The deceased’s family had been informed that the marriage would take place in June 2011 but later found that the couple had in fact married in April.
The Court took into account a number of factors, including the age and financial disparity between the deceased and the Respondent, and the Respondent’s financial motivations in amending the deceased’s Will.
The deceased’s granddaughter brought an application under Section 113 of the Family Law Act 1975 as to the validity of the marriage. The Court was informed that the husband and his wife had visited his general practitioner, who provided a certificate that he was “of sound mind and capable of making rational decisions about his affairs”. They also met with the husband’s solicitor and signed a new Will before (but in contemplation of) the marriage, which ensured his entire estate would be left to the Respondent wife.
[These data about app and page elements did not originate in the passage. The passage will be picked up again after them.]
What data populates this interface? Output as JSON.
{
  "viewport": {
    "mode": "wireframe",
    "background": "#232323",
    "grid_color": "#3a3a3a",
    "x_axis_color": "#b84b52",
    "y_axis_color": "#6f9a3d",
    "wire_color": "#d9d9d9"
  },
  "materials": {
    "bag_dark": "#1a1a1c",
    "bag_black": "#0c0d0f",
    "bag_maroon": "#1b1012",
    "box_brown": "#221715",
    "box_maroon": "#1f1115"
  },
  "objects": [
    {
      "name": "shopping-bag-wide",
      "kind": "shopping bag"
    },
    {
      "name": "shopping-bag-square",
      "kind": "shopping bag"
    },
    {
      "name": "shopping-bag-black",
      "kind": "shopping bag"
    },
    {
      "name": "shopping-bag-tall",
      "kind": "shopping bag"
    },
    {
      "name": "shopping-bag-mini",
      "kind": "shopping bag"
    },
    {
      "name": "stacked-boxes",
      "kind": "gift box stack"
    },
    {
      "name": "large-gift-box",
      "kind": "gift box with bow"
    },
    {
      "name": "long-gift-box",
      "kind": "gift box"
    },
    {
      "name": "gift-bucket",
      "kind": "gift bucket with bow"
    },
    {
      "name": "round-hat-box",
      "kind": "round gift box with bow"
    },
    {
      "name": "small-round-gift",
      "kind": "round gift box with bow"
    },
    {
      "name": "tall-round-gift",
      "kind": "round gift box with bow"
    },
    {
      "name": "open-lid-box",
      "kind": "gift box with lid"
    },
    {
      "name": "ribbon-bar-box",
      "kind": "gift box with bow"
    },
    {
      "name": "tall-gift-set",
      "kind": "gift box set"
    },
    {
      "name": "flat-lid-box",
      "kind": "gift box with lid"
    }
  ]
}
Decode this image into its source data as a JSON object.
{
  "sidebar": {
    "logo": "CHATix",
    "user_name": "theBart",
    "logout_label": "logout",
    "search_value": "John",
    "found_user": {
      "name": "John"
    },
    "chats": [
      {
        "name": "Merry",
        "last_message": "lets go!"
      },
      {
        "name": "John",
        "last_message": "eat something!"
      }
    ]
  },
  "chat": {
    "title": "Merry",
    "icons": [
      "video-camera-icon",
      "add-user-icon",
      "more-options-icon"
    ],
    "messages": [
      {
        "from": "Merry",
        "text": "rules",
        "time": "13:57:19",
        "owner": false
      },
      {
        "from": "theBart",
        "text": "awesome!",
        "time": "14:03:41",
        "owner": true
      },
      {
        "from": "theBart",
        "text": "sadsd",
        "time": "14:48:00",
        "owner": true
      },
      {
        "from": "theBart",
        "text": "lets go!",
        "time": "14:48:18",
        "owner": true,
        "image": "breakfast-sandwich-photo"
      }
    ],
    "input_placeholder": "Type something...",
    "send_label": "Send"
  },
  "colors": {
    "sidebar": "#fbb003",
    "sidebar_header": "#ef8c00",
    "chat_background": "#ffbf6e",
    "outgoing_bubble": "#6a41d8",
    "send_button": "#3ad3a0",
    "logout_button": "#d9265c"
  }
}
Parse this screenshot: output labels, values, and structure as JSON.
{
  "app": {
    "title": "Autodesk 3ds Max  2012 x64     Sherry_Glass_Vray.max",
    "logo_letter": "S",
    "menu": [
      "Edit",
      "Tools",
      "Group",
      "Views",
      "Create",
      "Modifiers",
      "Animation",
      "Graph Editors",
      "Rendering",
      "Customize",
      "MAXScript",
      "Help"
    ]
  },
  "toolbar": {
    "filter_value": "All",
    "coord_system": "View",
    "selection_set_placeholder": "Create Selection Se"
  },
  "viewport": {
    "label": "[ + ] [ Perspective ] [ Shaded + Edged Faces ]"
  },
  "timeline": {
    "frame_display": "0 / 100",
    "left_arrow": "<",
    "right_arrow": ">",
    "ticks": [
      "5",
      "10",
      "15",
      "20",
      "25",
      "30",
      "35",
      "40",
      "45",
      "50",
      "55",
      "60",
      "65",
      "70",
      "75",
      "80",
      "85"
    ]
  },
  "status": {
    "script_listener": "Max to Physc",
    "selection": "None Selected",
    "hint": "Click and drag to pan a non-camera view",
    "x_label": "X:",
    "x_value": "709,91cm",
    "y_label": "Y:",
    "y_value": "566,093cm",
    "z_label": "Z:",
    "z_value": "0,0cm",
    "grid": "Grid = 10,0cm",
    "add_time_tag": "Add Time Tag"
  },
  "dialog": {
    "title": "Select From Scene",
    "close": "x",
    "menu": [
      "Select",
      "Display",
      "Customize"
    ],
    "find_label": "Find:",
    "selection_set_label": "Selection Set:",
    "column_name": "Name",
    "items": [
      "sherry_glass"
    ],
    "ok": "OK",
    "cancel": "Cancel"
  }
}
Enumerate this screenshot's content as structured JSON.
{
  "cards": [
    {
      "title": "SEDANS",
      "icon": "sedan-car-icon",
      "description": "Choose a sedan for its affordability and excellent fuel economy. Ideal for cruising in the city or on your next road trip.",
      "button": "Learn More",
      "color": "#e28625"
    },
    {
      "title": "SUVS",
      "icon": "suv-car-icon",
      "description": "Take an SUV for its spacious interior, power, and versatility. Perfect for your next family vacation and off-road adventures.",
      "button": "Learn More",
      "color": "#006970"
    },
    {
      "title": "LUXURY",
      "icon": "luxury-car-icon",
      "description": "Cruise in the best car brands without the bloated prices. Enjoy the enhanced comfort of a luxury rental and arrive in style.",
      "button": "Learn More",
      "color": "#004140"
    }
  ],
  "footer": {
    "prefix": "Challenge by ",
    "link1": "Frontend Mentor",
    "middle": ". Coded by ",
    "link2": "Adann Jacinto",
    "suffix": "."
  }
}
The deceased and the Respondent attended the marriage celebrant to complete documentation for the marriage and were due to attend a further appointment; however the deceased’s ill health prevented this proceeding.
The general practitioner, solicitor and the marriage celebrant were not called by the Respondent to give evidence and no explanation as to their absence was provided to the Court.
The deceased’s family told the Court that the Respondent was making “regular drawings” on his bank account.
The Court was satisfied that the deceased had “ongoing significant mental and cognitive incapacity, particularly in the 12-month period preceding the wedding ceremony, which continued as at the date of the ceremony.” The Court took into account a number of factors, including the age and financial disparity between the deceased and the Respondent, and the Respondent’s financial motivations in amending the deceased’s Will.
The Court held that the deceased did not have the capacity to understand the nature and effect of his marriage to the Respondent and declared the marriage void.
This case is one of a very small number of reported legal judgments where a marriage has been declared void.
Streeterlaw Family Law solicitor Shweta Kumar said people need to be made aware of the potential threats that can invade the lives of their elderly friends, family and neighbours.
“Old age is a delicate phase in life where the elderly are often more relationally isolated and their increasing physical frailty inhibits access to support and information services,” she said. “It is important that we remain vigilant to protect these more vulnerable members of our community. The judicial system is available to protect rights and recover wrongs. However, prevention is better than the cure.”
The NSW Consumer and Administrative Tribunal (NCAT) has a specialist Guardianship Division and their website has further links to helpful resources. For further information, go to: www.ncat.nsw.gov.au